Auto industry history is being written again. Auto manufacturers can make money as fast as they can lose it. GM’s and Chrysler’s future is uncertain at best, as is the economy that supports the industry as a whole. Oldsmobile, Plymouth, Eagle, Pontiac, and Saturn are brands that have disappeared or are on their way out. But for those who assert the government can’t do anything right, the previous auto industry bailout had a great outcome for taxpayers. This time around, I hope the “nattering nabobs of negativism,” to quote Spiro Agnew, will be forced to eat crow again.
David Ruggles is a former dealer-owner and consultant with nearly 40 years’ experience in the auto industry. He has conducted an annual seminar on auto dealership issues and processes in Japan since 1993, and helped develop specialty software focused on pre-owned leasing. He can be reached at firstname.lastname@example.org.
The following was cut for space reasons, and for being overly political for the publication:

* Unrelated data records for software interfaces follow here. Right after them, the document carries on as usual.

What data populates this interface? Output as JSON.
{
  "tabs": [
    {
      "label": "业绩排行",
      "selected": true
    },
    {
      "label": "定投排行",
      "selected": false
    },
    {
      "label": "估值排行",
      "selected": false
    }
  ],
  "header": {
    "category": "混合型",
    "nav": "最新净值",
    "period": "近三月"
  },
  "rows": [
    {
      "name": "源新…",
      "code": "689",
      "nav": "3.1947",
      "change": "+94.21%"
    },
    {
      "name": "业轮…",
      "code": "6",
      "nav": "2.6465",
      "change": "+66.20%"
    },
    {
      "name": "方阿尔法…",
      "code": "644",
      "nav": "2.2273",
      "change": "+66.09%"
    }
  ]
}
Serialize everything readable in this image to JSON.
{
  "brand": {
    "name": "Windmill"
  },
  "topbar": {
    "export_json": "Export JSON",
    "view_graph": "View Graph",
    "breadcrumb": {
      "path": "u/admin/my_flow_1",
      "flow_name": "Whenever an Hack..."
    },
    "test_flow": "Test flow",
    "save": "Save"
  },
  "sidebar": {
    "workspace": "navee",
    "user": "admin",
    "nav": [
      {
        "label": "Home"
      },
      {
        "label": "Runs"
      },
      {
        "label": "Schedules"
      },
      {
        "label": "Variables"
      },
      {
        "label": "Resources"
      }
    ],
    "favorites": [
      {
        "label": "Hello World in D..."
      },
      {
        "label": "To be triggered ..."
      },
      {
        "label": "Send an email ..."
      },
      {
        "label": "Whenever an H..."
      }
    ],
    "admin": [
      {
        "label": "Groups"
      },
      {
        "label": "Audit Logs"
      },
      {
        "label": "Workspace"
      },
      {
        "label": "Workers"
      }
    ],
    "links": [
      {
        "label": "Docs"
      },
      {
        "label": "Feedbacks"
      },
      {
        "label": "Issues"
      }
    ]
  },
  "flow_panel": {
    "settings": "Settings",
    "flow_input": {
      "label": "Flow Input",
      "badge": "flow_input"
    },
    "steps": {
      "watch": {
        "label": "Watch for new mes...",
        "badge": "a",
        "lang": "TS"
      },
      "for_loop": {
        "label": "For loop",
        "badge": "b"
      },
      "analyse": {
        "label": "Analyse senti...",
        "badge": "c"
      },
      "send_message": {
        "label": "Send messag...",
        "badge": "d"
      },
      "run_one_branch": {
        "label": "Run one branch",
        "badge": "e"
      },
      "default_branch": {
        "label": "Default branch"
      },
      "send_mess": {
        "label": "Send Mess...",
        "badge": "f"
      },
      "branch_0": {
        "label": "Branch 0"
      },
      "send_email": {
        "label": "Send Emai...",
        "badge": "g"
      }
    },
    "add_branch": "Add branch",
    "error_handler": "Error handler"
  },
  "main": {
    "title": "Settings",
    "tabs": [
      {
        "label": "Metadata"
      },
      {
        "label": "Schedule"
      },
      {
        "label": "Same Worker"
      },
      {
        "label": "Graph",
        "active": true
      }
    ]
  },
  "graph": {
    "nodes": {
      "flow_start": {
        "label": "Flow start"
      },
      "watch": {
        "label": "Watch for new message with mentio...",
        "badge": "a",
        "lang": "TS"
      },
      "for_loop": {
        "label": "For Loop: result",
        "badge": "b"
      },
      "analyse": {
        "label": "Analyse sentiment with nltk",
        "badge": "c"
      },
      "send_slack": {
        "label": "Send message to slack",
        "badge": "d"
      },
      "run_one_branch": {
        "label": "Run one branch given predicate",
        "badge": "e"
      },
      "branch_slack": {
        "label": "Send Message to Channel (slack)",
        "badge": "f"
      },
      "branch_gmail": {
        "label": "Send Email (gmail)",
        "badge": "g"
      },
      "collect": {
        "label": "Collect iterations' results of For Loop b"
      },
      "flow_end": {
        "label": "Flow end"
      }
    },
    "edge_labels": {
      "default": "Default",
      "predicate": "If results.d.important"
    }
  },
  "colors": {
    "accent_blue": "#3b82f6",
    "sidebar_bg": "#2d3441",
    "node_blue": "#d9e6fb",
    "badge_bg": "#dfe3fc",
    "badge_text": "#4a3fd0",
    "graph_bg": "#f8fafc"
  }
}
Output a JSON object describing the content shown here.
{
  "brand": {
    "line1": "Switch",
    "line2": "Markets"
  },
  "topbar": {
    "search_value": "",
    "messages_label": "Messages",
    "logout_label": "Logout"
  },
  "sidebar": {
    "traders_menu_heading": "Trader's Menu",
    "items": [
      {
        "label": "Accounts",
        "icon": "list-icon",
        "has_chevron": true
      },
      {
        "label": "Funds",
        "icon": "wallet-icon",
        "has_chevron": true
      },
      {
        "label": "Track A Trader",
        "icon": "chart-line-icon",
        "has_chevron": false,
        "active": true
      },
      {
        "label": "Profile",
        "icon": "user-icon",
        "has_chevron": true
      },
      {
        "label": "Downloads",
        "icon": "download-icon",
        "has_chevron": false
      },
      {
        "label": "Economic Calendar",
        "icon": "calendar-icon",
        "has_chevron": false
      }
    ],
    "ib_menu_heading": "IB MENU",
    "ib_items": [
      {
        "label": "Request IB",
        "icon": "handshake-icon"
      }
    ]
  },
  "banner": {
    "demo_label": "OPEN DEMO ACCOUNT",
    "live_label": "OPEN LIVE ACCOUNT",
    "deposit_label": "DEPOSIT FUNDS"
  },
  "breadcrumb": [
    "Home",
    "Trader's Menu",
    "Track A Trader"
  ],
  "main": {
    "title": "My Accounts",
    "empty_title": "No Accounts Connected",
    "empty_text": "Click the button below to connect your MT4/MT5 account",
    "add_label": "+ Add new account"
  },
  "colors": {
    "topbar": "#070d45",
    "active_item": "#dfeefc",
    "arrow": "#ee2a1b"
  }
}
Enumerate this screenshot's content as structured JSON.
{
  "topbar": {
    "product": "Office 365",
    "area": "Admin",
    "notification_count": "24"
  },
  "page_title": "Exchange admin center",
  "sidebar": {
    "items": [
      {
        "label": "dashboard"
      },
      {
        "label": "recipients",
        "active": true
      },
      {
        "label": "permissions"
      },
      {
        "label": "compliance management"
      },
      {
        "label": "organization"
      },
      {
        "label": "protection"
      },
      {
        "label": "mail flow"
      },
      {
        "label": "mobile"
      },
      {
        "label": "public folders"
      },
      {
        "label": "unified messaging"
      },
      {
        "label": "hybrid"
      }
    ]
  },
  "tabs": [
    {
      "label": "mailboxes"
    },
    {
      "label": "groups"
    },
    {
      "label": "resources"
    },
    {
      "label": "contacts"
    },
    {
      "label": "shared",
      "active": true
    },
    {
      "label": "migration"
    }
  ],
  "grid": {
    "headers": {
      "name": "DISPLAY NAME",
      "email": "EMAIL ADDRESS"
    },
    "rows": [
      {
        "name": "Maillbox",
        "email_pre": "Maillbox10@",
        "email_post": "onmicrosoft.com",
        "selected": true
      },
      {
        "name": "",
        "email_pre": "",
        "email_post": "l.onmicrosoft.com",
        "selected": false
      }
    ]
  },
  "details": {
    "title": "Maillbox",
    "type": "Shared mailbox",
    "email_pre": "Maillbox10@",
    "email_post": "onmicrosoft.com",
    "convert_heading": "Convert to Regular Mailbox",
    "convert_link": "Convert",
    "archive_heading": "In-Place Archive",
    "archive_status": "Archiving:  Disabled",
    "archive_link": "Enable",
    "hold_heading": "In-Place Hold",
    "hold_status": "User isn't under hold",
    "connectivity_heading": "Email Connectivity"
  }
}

It will certainly be interesting if GM can achieve a successful IPO, pay off the government loans, and buy out the government stock holdings at a profit to taxpayers. In the minds of some, there must not be any precedent for the government doing anything successfully. I suspect there are some who might replay Steele’s quote, and those of others who opposed the GM/Chrysler bailouts, back to them repeatedly during a political campaign at some point. But Steele is known for having “foot in mouth” disease, and I’m pretty sure McCain’s future political aspirations do not extend beyond the state of Arizona. As I recall, it was a Republican administration that "bridge loaned" GM and Chrysler with approximately $17 billion dollars in December 2008, after Congress had turned down its own bailout plan.